Intra-oral manifestations Renal disease may cause oral ulceration, candidosis, gingival hyperplasia and dysplastic lesions in the mouth

Renal disease progresses at a varying rate ranging from subclinical loss of renal reserve to renal insufficiency culminating in ESRF. Loss of reserve may not manifest itself unless the kidneys are placed under stress. This can happen after the administration of certain drugs, a heavy dietary protein load or pregnancy. Swallowed blood acts as a protein load and may occur, for example, from a post-extraction haemorrhage. Dietary manipulation is useful in decreasing sodium and potassium load and a low protein diet reduces the need to excrete nitrogenous metabolites.

The patient's cardiovascular status should be considered since these patients are predisposed to arrhythmias due to electrolyte disturbances and the incidence of atheroma is increased in patients with nephrotic syndrome, as stated earlier. Congestive cardiac failure may ensue and such patients are best treated sitting up to minimise pulmonary oedema and avoidance of placing the legs in a dependent position, again to minimise oedema.

Impaired drug excretion leads to the need for care with drug prescriptions and is discussed in the next section.

Prescribing for patients with renal disease.

Renal disease influences the use of drugs in dentistry. Many drugs prescribed by dentists are excreted by the kidney.7 Failure to excrete a drug or its metabolites may lead to toxicity. As a general rule any drug that is nephrotoxic (such as gentamicin which may be used in prophylaxis against endocarditis) should be avoided. Other drugs may require dose reduction. Erythromycin is contraindicated in patients who have had a kidney transplant and are taking ciclosporin. Ciclosporin metabolism is reduced leading to an increase in toxicity.8

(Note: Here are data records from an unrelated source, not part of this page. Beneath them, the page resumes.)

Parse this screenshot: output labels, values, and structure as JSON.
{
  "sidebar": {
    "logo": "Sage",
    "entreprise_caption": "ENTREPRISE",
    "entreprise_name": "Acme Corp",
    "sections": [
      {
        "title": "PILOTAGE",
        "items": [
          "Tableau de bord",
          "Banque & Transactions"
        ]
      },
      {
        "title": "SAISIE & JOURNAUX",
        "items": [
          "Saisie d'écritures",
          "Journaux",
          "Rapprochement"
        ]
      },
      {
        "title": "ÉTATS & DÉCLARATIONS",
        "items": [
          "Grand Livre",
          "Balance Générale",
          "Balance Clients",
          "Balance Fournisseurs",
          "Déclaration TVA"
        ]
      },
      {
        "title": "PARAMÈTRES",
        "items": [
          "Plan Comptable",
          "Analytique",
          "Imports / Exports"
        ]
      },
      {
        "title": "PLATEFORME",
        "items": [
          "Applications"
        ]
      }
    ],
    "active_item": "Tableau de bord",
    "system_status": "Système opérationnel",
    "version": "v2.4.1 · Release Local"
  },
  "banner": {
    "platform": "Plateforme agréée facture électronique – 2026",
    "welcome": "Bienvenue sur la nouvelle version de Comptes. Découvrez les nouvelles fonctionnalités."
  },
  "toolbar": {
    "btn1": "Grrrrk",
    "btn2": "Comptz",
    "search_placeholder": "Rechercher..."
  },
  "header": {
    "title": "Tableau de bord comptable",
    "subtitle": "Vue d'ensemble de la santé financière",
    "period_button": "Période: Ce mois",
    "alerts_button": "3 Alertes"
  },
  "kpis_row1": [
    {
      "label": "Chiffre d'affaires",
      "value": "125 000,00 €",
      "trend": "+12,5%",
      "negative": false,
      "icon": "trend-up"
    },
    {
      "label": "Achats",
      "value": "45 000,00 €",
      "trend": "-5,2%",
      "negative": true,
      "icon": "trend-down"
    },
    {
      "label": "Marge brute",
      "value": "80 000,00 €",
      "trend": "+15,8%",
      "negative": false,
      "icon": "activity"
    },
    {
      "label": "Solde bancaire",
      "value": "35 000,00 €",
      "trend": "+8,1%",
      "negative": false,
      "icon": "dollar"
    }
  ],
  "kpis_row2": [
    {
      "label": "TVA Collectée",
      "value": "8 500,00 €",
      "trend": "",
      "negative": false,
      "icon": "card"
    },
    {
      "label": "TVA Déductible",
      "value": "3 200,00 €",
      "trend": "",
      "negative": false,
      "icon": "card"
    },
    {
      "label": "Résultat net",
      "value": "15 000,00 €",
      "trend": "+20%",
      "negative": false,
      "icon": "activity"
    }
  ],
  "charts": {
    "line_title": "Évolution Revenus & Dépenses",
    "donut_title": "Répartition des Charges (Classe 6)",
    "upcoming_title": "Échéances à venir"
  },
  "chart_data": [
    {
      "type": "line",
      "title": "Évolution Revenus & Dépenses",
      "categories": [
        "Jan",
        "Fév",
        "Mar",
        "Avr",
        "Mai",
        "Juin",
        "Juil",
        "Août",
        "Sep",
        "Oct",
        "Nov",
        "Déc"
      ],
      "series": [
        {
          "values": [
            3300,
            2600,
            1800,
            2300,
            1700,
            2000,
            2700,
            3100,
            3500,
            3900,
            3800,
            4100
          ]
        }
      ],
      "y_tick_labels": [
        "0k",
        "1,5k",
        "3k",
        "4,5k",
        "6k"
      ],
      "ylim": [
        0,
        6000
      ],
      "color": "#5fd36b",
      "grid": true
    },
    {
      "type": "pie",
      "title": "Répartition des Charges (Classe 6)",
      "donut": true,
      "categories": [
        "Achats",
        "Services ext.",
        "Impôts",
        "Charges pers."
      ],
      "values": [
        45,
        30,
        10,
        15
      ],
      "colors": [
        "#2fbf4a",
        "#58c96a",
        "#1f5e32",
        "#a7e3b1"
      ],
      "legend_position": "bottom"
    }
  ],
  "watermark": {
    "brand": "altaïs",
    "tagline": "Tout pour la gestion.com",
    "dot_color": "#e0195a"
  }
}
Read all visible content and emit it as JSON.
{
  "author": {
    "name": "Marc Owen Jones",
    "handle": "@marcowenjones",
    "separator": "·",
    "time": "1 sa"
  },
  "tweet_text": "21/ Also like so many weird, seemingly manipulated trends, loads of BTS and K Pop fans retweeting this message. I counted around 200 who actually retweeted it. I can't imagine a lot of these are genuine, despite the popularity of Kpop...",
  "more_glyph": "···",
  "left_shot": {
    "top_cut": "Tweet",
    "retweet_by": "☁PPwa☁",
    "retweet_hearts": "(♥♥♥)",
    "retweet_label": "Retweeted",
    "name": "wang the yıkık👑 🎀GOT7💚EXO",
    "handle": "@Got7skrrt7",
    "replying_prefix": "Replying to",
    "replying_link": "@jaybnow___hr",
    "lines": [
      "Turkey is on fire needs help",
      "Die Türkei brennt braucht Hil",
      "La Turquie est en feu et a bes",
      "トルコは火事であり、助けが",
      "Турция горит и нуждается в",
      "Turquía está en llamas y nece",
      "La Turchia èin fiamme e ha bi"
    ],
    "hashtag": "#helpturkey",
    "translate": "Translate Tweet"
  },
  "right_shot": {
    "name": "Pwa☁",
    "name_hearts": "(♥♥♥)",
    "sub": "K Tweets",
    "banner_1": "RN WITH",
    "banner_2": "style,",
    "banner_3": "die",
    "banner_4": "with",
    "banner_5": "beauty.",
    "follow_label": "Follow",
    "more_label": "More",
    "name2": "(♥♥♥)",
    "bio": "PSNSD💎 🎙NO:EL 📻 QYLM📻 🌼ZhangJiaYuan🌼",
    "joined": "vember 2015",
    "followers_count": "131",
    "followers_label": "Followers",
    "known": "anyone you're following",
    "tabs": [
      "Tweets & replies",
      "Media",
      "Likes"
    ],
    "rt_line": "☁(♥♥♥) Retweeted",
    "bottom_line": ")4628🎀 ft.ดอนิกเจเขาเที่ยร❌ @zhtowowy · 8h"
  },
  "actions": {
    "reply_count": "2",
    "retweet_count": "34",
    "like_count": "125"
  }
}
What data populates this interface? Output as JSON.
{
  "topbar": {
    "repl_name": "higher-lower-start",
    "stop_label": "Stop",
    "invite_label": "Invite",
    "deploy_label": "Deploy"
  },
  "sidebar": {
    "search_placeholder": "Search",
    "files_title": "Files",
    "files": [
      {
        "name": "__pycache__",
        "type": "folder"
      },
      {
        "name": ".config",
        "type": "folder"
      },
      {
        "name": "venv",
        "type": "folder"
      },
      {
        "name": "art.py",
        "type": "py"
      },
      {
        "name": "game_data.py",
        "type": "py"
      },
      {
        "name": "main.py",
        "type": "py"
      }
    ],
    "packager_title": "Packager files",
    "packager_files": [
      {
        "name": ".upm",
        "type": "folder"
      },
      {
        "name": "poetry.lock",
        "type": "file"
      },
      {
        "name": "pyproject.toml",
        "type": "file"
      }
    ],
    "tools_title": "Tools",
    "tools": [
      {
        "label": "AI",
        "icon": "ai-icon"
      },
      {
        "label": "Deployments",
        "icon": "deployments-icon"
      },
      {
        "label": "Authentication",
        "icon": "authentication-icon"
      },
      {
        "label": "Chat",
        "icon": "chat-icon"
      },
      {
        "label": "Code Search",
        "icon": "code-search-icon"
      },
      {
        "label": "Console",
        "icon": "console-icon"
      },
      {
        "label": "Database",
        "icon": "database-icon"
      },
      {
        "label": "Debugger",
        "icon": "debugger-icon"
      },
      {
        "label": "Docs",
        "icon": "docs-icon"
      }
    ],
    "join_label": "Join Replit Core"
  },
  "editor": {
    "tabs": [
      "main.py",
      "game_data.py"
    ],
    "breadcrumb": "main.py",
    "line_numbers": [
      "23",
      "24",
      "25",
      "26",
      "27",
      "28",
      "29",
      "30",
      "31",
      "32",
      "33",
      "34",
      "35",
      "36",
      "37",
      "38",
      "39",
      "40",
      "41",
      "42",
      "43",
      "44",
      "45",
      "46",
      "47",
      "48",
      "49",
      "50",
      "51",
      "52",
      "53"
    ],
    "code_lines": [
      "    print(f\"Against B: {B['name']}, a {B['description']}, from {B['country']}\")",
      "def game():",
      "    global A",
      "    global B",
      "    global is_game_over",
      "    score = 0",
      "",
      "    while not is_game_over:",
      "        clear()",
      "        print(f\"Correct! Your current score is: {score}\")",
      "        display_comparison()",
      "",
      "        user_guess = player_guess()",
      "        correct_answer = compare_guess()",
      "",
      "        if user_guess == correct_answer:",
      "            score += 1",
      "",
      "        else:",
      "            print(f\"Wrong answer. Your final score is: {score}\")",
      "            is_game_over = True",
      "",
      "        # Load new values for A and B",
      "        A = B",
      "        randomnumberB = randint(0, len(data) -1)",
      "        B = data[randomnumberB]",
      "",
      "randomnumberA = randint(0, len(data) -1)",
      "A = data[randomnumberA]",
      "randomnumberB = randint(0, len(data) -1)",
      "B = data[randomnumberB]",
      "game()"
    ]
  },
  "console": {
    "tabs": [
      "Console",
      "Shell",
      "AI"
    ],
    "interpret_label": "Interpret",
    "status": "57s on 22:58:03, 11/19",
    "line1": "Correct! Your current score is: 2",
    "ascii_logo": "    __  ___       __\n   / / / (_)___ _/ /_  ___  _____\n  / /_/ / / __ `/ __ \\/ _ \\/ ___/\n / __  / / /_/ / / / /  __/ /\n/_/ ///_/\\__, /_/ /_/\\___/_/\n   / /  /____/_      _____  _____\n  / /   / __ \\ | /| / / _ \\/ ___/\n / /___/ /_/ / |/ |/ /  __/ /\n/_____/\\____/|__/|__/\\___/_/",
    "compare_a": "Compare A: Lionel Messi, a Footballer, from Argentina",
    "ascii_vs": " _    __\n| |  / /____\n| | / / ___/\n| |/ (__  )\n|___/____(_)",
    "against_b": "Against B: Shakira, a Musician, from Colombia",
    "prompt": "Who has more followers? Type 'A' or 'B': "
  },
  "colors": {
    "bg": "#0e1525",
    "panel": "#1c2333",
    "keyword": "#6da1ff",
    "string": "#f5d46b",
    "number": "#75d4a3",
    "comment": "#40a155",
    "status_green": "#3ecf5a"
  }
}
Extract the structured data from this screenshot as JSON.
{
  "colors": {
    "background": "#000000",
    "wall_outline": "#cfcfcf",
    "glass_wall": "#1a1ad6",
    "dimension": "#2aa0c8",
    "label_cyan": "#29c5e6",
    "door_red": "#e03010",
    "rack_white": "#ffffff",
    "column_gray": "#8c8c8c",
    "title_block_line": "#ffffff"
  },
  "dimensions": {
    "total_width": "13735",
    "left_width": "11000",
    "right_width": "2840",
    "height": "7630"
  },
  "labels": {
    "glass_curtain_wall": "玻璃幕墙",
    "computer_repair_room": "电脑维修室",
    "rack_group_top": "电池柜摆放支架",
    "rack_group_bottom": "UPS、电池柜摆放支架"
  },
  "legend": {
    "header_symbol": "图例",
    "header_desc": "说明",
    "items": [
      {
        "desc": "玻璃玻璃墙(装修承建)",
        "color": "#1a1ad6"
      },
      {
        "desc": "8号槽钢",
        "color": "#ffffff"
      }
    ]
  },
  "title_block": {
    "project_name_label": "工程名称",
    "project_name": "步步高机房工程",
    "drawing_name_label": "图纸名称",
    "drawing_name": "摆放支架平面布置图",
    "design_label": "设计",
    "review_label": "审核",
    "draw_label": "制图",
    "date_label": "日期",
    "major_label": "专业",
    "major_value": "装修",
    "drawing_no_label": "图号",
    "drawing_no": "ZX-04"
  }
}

Drugs contained in the Dental Practitioners Formulary whose dose should be reduced in the presence of significant kidney disease include the antimicrobials aciclovir, amoxicillin, ampicillin, cefalexin and erythromycin. Tetracyclines other than doxicycline should be avoided. Non-steroidal analgesics should not be prescribed in those with more than mild renal impairment, paracetamol being the drug of choice for post-operative pain control. Drugs used in dental sedation should be used with extreme care as a greater effect than normal may be produced.


Renal disease impacts on dental management. The timing of treatment may be affected in patients with serious renal impairment. Co-operation with the physician is necessary in such patients.